▸ Required work:
Which lines below hold the word "this"? Copy all of them.

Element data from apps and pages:
++++++++

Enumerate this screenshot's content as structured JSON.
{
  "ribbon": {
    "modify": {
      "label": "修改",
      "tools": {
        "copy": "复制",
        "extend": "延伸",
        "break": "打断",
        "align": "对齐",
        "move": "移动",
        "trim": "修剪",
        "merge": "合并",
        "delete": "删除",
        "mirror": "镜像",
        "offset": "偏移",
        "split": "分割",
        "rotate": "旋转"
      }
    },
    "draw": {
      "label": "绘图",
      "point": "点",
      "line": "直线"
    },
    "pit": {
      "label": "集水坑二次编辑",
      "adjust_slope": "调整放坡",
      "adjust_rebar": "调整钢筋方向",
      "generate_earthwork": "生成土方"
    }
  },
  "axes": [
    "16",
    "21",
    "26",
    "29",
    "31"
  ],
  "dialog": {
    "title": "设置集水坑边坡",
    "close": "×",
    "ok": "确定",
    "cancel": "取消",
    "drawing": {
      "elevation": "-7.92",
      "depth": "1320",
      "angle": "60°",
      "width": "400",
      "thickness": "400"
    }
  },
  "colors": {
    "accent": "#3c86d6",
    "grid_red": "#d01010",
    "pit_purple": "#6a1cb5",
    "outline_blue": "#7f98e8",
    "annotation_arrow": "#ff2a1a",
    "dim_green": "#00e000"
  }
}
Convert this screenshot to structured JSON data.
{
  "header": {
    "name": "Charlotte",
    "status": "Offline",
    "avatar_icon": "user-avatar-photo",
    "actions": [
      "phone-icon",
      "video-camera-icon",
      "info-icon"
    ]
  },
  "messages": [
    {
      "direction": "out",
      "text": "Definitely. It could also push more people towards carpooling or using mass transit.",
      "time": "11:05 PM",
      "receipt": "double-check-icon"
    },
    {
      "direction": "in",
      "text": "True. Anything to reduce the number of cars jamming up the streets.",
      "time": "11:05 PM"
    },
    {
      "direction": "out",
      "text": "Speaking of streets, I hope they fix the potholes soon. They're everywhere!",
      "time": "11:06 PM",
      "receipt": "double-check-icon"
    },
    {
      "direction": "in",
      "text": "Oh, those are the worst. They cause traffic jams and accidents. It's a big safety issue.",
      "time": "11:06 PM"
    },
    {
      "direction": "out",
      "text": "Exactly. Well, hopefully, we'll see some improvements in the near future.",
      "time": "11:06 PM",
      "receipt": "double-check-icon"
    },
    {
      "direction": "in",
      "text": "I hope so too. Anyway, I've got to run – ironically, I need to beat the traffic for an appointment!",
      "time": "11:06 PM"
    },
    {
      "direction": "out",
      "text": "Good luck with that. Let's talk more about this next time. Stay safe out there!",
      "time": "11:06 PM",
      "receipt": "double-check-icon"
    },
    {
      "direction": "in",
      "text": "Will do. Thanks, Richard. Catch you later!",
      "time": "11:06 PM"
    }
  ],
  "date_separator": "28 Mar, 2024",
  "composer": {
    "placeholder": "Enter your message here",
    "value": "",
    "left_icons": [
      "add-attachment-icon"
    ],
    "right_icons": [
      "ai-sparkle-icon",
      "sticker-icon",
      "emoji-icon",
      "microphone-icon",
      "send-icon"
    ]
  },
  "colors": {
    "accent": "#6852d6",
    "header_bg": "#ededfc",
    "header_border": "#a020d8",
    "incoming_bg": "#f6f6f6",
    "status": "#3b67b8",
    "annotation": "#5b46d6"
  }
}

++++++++

▸ The completed task:
Enumerate this screenshot's content as structured JSON.
Convert this screenshot to structured JSON data.
      "text": "Good luck with that. Let's talk more about this next time. Stay safe out there!",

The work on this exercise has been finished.